Video can do that to you.

Journalists have lately noticed that American soldiers often describe their first combat experiences as being an out-of-body experience that has all the familiarity of a movie or a video game.

The line between deadly reality and harmless fantasy has become difficult to maintain.

So it is that some storms are now attracting packs of vehicles that potentially can get in one another's way, not to mention complicate the ability of others to flee.

Samaras had told NationalGeographic.com that storm chasing had experienced a growth in popularity. "On a big tornado day in Oklahoma," he said, "you can have hundreds of storm chasers lined up down the road. ... We know ahead of time when we chase in Oklahoma, there's going to be a traffic jam."

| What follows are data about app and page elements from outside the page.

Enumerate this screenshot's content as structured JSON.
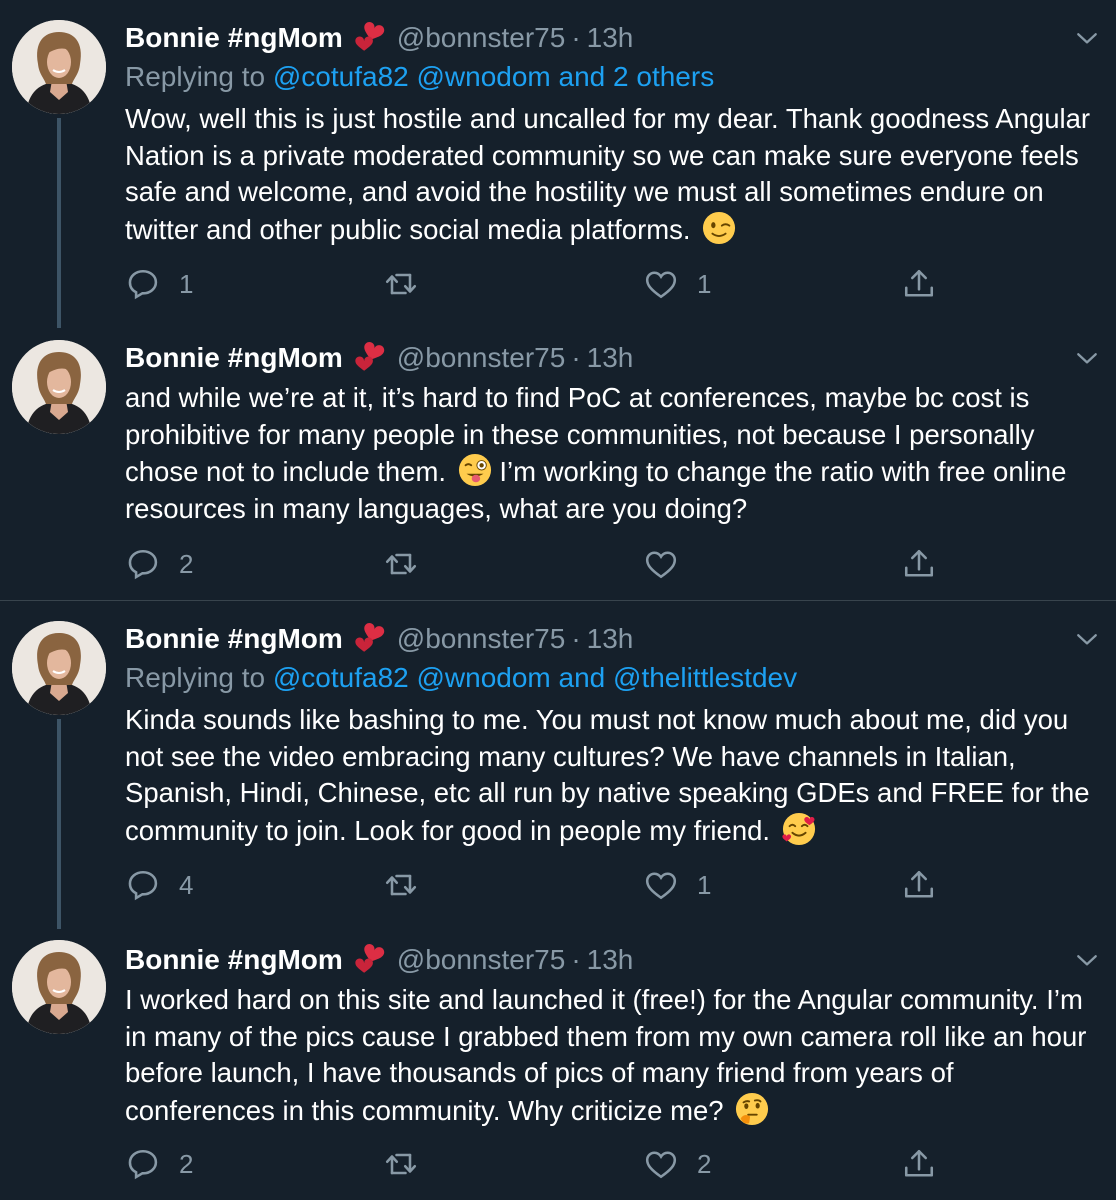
{
  "tweets": [
    {
      "name": "Bonnie #ngMom",
      "handle": "@bonnster75",
      "dot": "·",
      "time": "13h",
      "replying": {
        "prefix": "Replying to ",
        "mentions": "@cotufa82 @wnodom and 2 others"
      },
      "text": "Wow, well this is just hostile and uncalled for my dear. Thank goodness Angular Nation is a private moderated community so we can make sure everyone feels safe and welcome, and avoid the hostility we must all sometimes endure on twitter and other public social media platforms.",
      "emoji": "winking-face",
      "replies": "1",
      "retweets": "",
      "likes": "1"
    },
    {
      "name": "Bonnie #ngMom",
      "handle": "@bonnster75",
      "dot": "·",
      "time": "13h",
      "text_before": "and while we’re at it, it’s hard to find PoC at conferences, maybe bc cost is prohibitive for many people in these communities, not because I personally chose not to include them.",
      "text_after": "I’m working to change the ratio with free online resources in many languages, what are you doing?",
      "emoji": "winking-face-with-tongue",
      "replies": "2",
      "retweets": "",
      "likes": ""
    },
    {
      "name": "Bonnie #ngMom",
      "handle": "@bonnster75",
      "dot": "·",
      "time": "13h",
      "replying": {
        "prefix": "Replying to ",
        "mentions": "@cotufa82 @wnodom and @thelittlestdev"
      },
      "text": "Kinda sounds like bashing to me. You must not know much about me, did you not see the video embracing many cultures? We have channels in Italian, Spanish, Hindi, Chinese, etc all run by native speaking GDEs and FREE for the community to join. Look for good in people my friend.",
      "emoji": "smiling-face-with-hearts",
      "replies": "4",
      "retweets": "",
      "likes": "1"
    },
    {
      "name": "Bonnie #ngMom",
      "handle": "@bonnster75",
      "dot": "·",
      "time": "13h",
      "text": "I worked hard on this site and launched it (free!) for the Angular community. I’m in many of the pics cause I grabbed them from my own camera roll like an hour before launch, I have thousands of pics of many friend from years of conferences in this community. Why criticize me?",
      "emoji": "thinking-face",
      "replies": "2",
      "retweets": "",
      "likes": "2"
    }
  ],
  "colors": {
    "background": "#15202b",
    "secondary_text": "#8899a6",
    "link": "#1da1f2",
    "thread_line": "#3d5466",
    "divider": "#38444d"
  }
}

The risk with making storm chasing into an entertainment product — whether reports of the Weather Channel, a Discovery Channel program, or any of dozens of YouTube videos — is that it will drain commonsense from viewers without any particular qualifications or need to risk life and limb.

From, "yeah, I can drive," and, "yeah, I've got a video camera," it's a short conceptual leap to "yeah, I can do that."

Only, no, you can't, at least not safely, if even the veterans can't.

When dangerous weather approaches, the smart thing to do is to take shelter.